It takes a spider to repair its own web

I live in an impoverished slum community. I speak the local language fluently. And I have been exposed to Cambodian culture since the age of ten, when my parents adopted two Cambodian refugees.

But I am still an outsider here. And I will always be an outsider.

Over time, I have come to see that my particular calling as an Outsider is to help Insiders become Alongsiders.

I am so passionate about the centrality of insiders because I know that for the most part, God chooses to use insiders to transform their own communities.

Yes, Outsiders will sometimes have a prophetic voice, (at their best) bringing wisdom, technical expertise and perspective from outside. Yes, God has used Outsiders throughout Biblical history (eg. Joseph, Daniel, Ruth, etc.) Yes Outsiders are needed in every community, even the West (so start embracing immigration already!)

But 99% of the time, God entrusts the transformation of a nation into the hands of Insiders. So much so, that He chose to bring transformation as an Insider Himself. Why else did he need to waste three decades growing up in Israel? That is one painstaking process!

And that’s the thought underlying the Cambodian proverb:

“It takes a spider to repair its own web.”

But here’s the thing we often get wrong about that proverb.

It’s not about the “web”.

It’s about the “spider”.

When I lived in Vancouver’s Downtown Eastside we were involved in a couple of cool, Hipster-ish community gardens. We planted tomatoes and beans, and carrots and potatoes, and looming sunflowers that bent over under the weight of their own nodding heads.

I used to get a bit “Type A” about those gardens.  I wanted them to look sweet… for the community of course. I wanted them to be the best damn community gardens in the city.

But then one day I watched as some of my friends from the local rehab center dug around haphazardly in our flower beds. And I realized that it wasn’t about the garden – at all. It was about the guys. Those three guys sweating and joking and messing around, doing a terrible job gardening. It was part of their healing. For that moment in time, they were part of the restoration of the very community that they had been part of breaking.

I realised that “Beautiful Community Gardens” were not the ultimate goal. Just as the Spider’s Web is not the ultimate goal.

The garden, (or the spider's web), is at best a by-product.

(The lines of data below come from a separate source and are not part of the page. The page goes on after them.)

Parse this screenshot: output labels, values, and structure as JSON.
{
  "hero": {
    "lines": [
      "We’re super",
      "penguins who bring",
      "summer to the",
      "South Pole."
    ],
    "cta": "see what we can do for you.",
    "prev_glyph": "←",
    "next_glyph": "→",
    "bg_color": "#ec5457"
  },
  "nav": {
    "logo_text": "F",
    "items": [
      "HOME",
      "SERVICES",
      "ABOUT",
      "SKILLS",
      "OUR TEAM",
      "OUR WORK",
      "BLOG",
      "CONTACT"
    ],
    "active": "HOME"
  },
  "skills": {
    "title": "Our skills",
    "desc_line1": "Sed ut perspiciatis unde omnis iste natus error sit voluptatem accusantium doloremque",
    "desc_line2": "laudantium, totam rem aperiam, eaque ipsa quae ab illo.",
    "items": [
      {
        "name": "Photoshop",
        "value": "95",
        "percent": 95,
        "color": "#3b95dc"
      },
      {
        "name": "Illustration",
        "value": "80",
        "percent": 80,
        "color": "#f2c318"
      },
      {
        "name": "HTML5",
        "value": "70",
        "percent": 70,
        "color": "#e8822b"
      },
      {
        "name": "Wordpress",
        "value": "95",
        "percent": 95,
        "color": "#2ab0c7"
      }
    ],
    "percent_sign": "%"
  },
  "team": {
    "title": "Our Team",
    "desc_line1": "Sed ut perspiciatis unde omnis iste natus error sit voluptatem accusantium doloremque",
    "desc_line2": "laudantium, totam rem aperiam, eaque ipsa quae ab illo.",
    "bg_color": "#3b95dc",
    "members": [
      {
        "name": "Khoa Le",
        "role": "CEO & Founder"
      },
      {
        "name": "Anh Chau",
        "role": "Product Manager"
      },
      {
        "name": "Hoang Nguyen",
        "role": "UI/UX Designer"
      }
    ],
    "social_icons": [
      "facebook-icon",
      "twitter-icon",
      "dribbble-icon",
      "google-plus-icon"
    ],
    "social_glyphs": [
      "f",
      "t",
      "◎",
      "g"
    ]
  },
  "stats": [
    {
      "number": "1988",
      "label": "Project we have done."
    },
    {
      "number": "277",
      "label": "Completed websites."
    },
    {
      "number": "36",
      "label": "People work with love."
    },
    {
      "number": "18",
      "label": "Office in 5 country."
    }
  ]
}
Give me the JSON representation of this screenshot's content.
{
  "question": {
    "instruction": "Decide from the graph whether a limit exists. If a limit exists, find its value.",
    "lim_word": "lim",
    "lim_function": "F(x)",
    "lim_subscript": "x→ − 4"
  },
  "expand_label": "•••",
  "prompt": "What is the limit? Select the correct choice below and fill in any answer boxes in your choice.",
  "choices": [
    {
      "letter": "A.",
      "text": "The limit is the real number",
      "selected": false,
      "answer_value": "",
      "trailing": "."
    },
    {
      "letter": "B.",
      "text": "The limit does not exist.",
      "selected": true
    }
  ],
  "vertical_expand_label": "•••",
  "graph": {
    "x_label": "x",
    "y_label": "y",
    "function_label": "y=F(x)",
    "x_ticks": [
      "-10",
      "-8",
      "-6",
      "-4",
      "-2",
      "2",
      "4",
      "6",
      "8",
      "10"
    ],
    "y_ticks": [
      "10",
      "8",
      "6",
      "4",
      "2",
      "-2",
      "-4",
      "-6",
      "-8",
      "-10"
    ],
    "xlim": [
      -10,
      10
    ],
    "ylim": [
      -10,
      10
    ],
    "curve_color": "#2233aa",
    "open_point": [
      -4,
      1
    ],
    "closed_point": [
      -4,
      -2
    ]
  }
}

When I show Type A businessmen around the slums here in Phnom Penh, I know that usually, sooner or later, they’re going to ask a question that begins with these four words, “What would it take to…”

“What would it take to clean up all this trash?”

“What would it take to get the church building fixed?”

“What would it take to see everyone in this community employed?”

And being a bit Type A myself, I know they’re focused on the Web instead of the Spider. They’re focused on the goal instead of the process.

And that won’t do at all.


What are you focused on, and how have you been tempted to put the goal ahead of the process?